Fermented vegetables are not only absolutely delicious and healthy food for our microbiome due to their probiotic ingredients, they are also often a feast for the eyes and beautiful to look at. My ferments may also please the ears and sound good - hello, Berkeley Haze, fermented Jerusalem artichoke with purple carrots.
The combination of Jerusalem artichoke – also known as sunchoke – and dark purple carrot with juniper and fresh dill is simply the ultimate experience. In terms of taste, health benefits (Jerusalem artichoke has extremely high levels of prebiotic inulin) - and above all in terms of color! Every day the vegetables in the jar look different than before. It's like watching the sun set for days on end.
Speaking of sunsets - the inspiration for this ferment originates in my second homeland California. When homesickness grabs me and I miss my friends and family, I sometimes surf to the page from the cultured pickle shop in Berkeley, CA. How I would love to take a lunch break there now and then. Since that's not possible, I just let myself be inspired by their offers. For example Purple Carrots & Sunchokes with Dill and Juniper.
And because this ferment is extremely popular not only with me, but with everybody, I produce rough masses of it during the season (autumn - winter). By the way, the fresh dill is essential for the taste, don't leave it out. Since it is not always available in winter, you can grow your own at home.
- 380 gr. purple carrots, e.g. Purple Haze, Lila Luder, Deep Purple, ... * (50%)
- 380 gr. Jerusalem artichoke (50%)
- 10 juniper berries
- 1 bunch of fresh dill
- 500 ml water
- 10 gr. salt
These ingredients fit into a 1 liter swing top jar. If I use a 2 liter vessel, about 500 gr. of each vegetable fit in, I increase the juniper berries to 25 and add 700 ml of brine. A bunch of dill is a bunch of dill, more does not make a difference in taste.
* The darkest, solid colored carrots have the most beautiful color result. If you take carrots that have a yellow core, the ferment will be pink rather than purple. This makes only a very subtle difference in taste, so you don't have to sample-slaughter carrots when you buy your veggies. I have also used plain carrots - but then I put a small slice of beet in the bottom of the glass to get the pink color. Without pink or purple, it's not Berkeley Haze 😋
First, prepare the brine so that the salt has enough time to dissolve. To do this, mix the salt with the water.
Cleanly brush the Jerusalem artichoke roots and either also brush or peel the carrots. I personally do not like carrot skin and therefore remove it. Try it out the way you like it best. There are good micro-organisms on the skin that help with fermentation - so, it's only bad if the mouthfeel is affected.
Cut both vegetables into very tender slices. This is much easier with the vegetable slicer than by hand.
Place the juniper berries at the bottom of the glass, then drape the dill over them. Alternately layer the Jerusalem artichoke and the carrots and top with one or more fermentation weights . Make sure that you leave at least 3-4 cm room to the top, otherwise your ferment will get wet feet.

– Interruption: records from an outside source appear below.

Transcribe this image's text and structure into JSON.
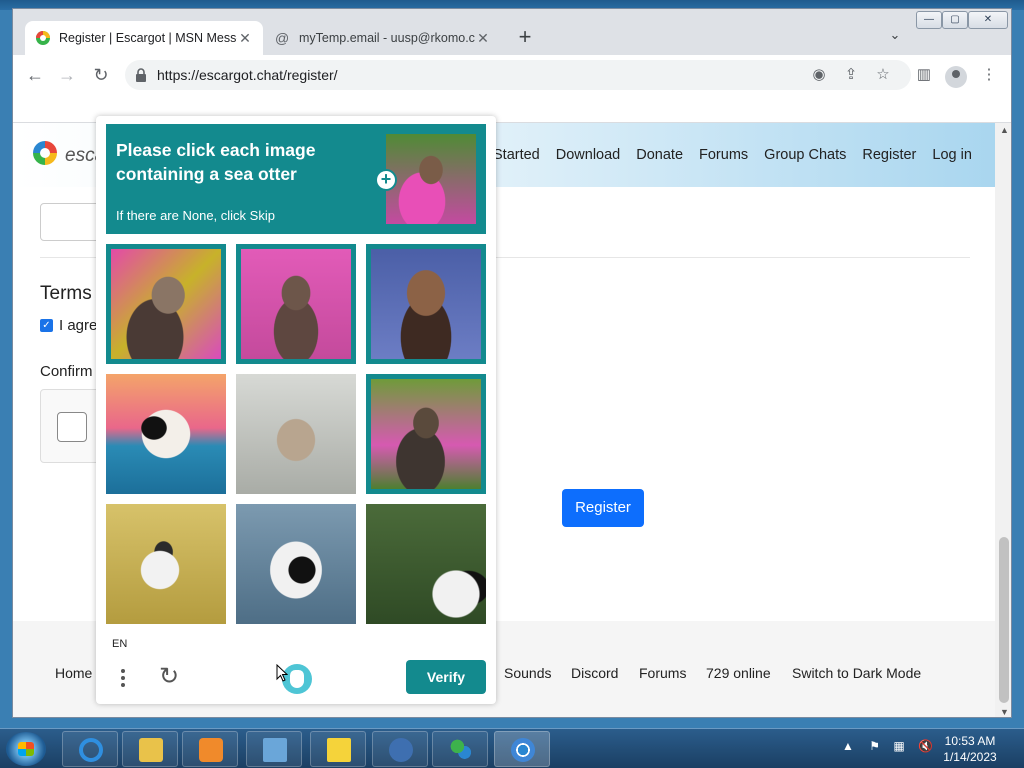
{
  "browser": {
    "tabs": [
      {
        "title": "Register | Escargot | MSN Messe",
        "active": true
      },
      {
        "title": "myTemp.email - uusp@rkomo.co",
        "active": false
      }
    ],
    "url": "https://escargot.chat/register/",
    "window_controls": {
      "minimize": "—",
      "maximize": "▢",
      "close": "✕"
    }
  },
  "site": {
    "brand": "esca",
    "nav": [
      "Started",
      "Download",
      "Donate",
      "Forums",
      "Group Chats",
      "Register",
      "Log in"
    ],
    "terms_heading": "Terms",
    "agree_text": "I agre",
    "confirm_label": "Confirm",
    "register_button": "Register",
    "footer_links": [
      "Home",
      "Sounds",
      "Discord",
      "Forums",
      "729 online",
      "Switch to Dark Mode"
    ],
    "colors": {
      "primary": "#0d6efd"
    }
  },
  "captcha": {
    "prompt_title": "Please click each image containing a sea otter",
    "prompt_subtitle": "If there are None, click Skip",
    "language": "EN",
    "verify_label": "Verify",
    "accent_color": "#138a8e",
    "tiles": [
      {
        "subject": "sea otter",
        "selected": true
      },
      {
        "subject": "sea otter",
        "selected": true
      },
      {
        "subject": "sea otter",
        "selected": true
      },
      {
        "subject": "panda",
        "selected": false
      },
      {
        "subject": "rabbit",
        "selected": false
      },
      {
        "subject": "sea otter",
        "selected": true
      },
      {
        "subject": "rabbit",
        "selected": false
      },
      {
        "subject": "panda",
        "selected": false
      },
      {
        "subject": "panda",
        "selected": false
      }
    ]
  },
  "taskbar": {
    "time": "10:53 AM",
    "date": "1/14/2023"
  }
}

This happens when there are enough carbohydrates (and in the case of Jerusalem artichokes, also a lot of inulin) - and you fill the glass too high.
Top up with salt water and allow to ferment for at least eight weeks.
Do not forget to admire the fascinating color development in the first few days ❤️
As a solo ferment, Jerusalem artichoke unfortunately never turned out well for me, it always became slimy. This not untypical slime is due to the high inulin content of the root and is called dextran.
Have you ever fermented Jerusalem artichokes successfully?